Handling The Emotions Of Moving To A Nursing Home
Even in the best of circumstances, moving can be a stressful event. Moving to a nursing home might trigger plenty of additional, distressing feelings.
If You’re the Moving
You’re leaving a familiar area with many memories behind. If you were transferred to a nursing home as a result of a hospitalization, the change may have been rapid, and you may not have had enough time to understand what had occurred. Moving to a nursing home can be a difficult experience, especially if you have increasing medical demands and decreased mobility.
You may feel disgruntled and abandoned by your family members, even if you know they can no longer offer the level of care you require. These are quite natural emotions.
Recognize and accept your emotions.
It takes time for everyone to adjust and come to terms with their emotions. Attempting to brush anger and grief under the rug—or refusing to acknowledge the transition’s difficulties—will only exacerbate these feelings.
Keep in mind that you’re not alone.
Many people over the age of 65 will need some form of long-term care. And there’s no shame in admitting you need more aid than you did previously.
Allow yourself to be patient.
Losing independence is not a sign of weakness; it is a natural aspect of aging. Allow yourself to be unhappy or irritated about changes in your living condition without berating or declaring oneself a failure.
Keep your mind open to new alternatives.

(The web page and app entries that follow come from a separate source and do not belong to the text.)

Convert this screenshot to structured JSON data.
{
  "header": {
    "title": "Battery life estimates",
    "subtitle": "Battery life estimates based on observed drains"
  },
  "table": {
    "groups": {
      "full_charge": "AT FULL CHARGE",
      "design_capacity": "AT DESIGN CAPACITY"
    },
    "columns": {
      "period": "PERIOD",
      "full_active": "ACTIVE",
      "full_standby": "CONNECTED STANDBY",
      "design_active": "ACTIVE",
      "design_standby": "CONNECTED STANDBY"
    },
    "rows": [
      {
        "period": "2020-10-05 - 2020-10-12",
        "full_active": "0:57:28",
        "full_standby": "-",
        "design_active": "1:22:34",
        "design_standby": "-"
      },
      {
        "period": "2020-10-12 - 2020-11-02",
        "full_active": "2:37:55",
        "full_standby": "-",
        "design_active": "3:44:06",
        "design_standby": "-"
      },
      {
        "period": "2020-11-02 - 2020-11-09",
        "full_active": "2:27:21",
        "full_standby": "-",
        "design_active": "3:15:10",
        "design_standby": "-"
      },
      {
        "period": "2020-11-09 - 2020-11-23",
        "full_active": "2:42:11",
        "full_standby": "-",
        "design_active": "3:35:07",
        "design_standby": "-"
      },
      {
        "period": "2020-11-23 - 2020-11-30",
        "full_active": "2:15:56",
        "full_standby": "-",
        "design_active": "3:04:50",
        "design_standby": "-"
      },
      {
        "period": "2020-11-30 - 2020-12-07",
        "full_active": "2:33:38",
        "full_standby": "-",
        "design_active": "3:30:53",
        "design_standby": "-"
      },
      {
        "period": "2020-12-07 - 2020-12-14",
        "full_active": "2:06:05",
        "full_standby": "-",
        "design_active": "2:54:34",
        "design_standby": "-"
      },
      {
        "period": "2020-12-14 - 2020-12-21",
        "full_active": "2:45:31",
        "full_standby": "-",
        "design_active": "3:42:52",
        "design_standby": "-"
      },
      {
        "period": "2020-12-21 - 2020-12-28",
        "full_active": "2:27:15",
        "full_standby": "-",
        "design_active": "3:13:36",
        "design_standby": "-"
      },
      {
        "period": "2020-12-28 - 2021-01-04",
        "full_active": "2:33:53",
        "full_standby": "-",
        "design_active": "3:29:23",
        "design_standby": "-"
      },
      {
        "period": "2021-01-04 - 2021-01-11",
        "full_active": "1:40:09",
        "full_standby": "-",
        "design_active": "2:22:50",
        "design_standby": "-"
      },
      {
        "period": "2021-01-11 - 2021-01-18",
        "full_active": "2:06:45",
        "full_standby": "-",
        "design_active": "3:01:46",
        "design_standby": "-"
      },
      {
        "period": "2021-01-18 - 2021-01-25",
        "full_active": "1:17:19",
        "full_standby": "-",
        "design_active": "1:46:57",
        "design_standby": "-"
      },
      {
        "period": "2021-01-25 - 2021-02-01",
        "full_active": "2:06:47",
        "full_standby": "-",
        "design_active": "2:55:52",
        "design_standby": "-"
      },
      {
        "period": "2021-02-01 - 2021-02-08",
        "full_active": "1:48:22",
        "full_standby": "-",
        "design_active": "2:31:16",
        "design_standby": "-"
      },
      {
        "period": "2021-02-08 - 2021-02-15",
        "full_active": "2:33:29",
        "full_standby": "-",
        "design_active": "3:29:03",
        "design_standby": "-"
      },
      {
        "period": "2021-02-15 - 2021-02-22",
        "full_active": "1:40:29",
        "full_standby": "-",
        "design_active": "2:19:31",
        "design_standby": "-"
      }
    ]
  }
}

You’ll be able to cope with your shift in position better if you keep your mind open to new ways to make life easier. New experiences and events can sometimes lead to the formation of new friendships or the discovery of previously unknown hobbies. These factors are basically needed when moving to a nursing home.